◆ Task directions ◆
Report how many lines in the data include the string "title", and add nothing else.
─── Data for analysis
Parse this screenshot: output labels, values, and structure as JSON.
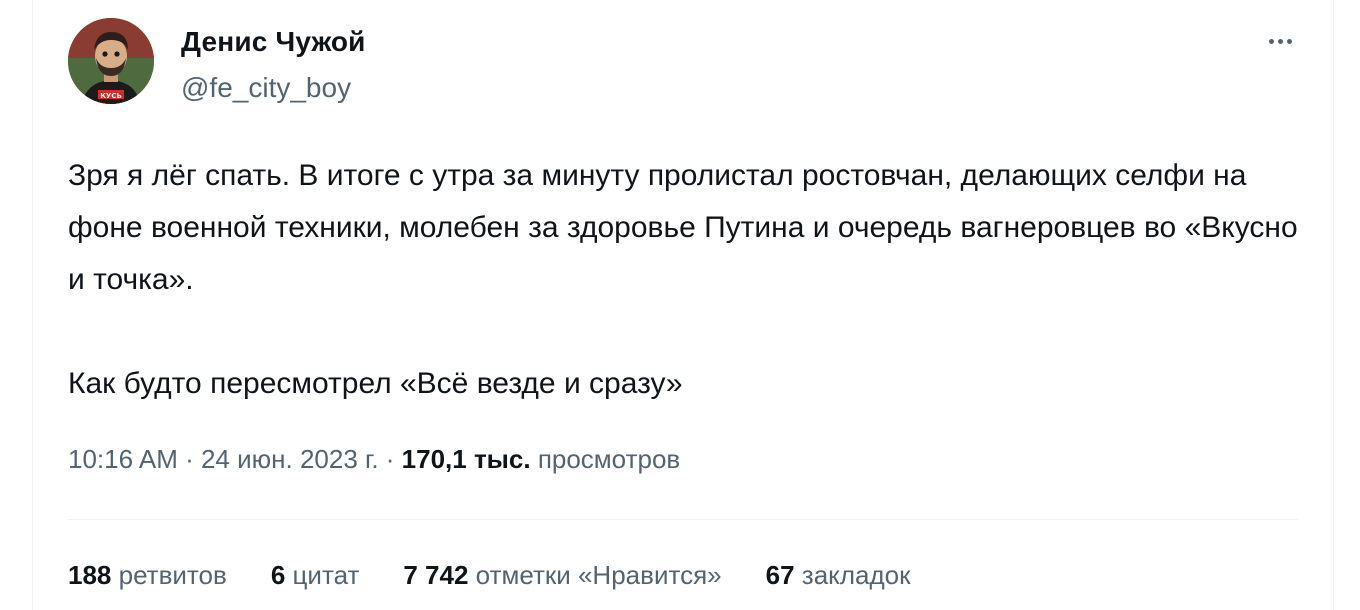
{
  "author": {
    "display_name": "Денис Чужой",
    "handle": "@fe_city_boy",
    "avatar_shirt_text": "КУСЬ"
  },
  "more_icon": "more-horizontal-icon",
  "tweet": {
    "paragraph_1": "Зря я лёг спать. В итоге с утра за минуту пролистал ростовчан, делающих селфи на фоне военной техники, молебен за здоровье Путина и очередь вагнеровцев во «Вкусно и точка».",
    "paragraph_2": "Как будто пересмотрел «Всё везде и сразу»"
  },
  "meta": {
    "time": "10:16 AM",
    "separator": " · ",
    "date": "24 июн. 2023 г.",
    "views_count": "170,1 тыс.",
    "views_label": "просмотров"
  },
  "stats": {
    "retweets_count": "188",
    "retweets_label": "ретвитов",
    "quotes_count": "6",
    "quotes_label": "цитат",
    "likes_count": "7 742",
    "likes_label": "отметки «Нравится»",
    "bookmarks_count": "67",
    "bookmarks_label": "закладок"
  },
  "colors": {
    "text_primary": "#0f1419",
    "text_secondary": "#536471",
    "divider": "#eff3f4"
  }
}
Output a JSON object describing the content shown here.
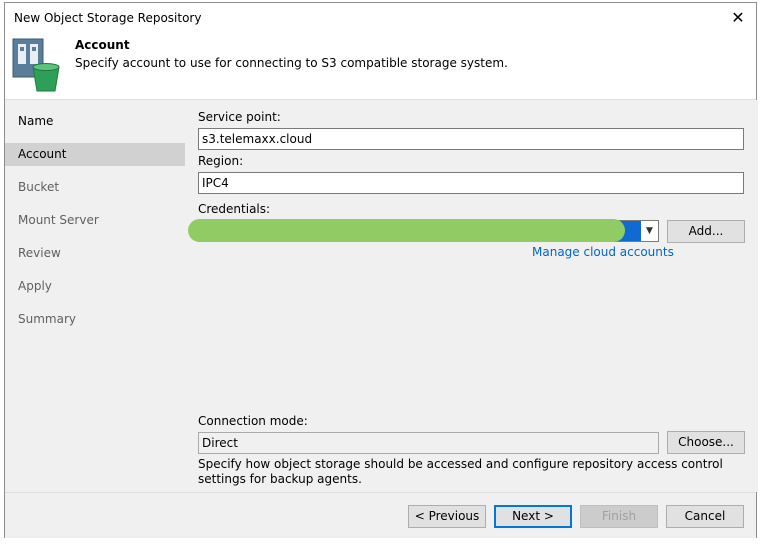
{
  "window": {
    "title": "New Object Storage Repository",
    "close_glyph": "✕"
  },
  "header": {
    "title": "Account",
    "description": "Specify account to use for connecting to S3 compatible storage system."
  },
  "steps": [
    {
      "label": "Name"
    },
    {
      "label": "Account"
    },
    {
      "label": "Bucket"
    },
    {
      "label": "Mount Server"
    },
    {
      "label": "Review"
    },
    {
      "label": "Apply"
    },
    {
      "label": "Summary"
    }
  ],
  "form": {
    "service_point": {
      "label": "Service point:",
      "value": "s3.telemaxx.cloud"
    },
    "region": {
      "label": "Region:",
      "value": "IPC4"
    },
    "credentials": {
      "label": "Credentials:",
      "add_button": "Add...",
      "manage_link": "Manage cloud accounts"
    },
    "connection_mode": {
      "label": "Connection mode:",
      "value": "Direct",
      "choose_button": "Choose...",
      "help": "Specify how object storage should be accessed and configure repository access control settings for backup agents."
    }
  },
  "footer": {
    "previous": "< Previous",
    "next": "Next >",
    "finish": "Finish",
    "cancel": "Cancel"
  },
  "colors": {
    "selection": "#0f6bd0",
    "redaction": "#90cc63",
    "link": "#0066cc"
  }
}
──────
◆ Result of the exercise ◆
2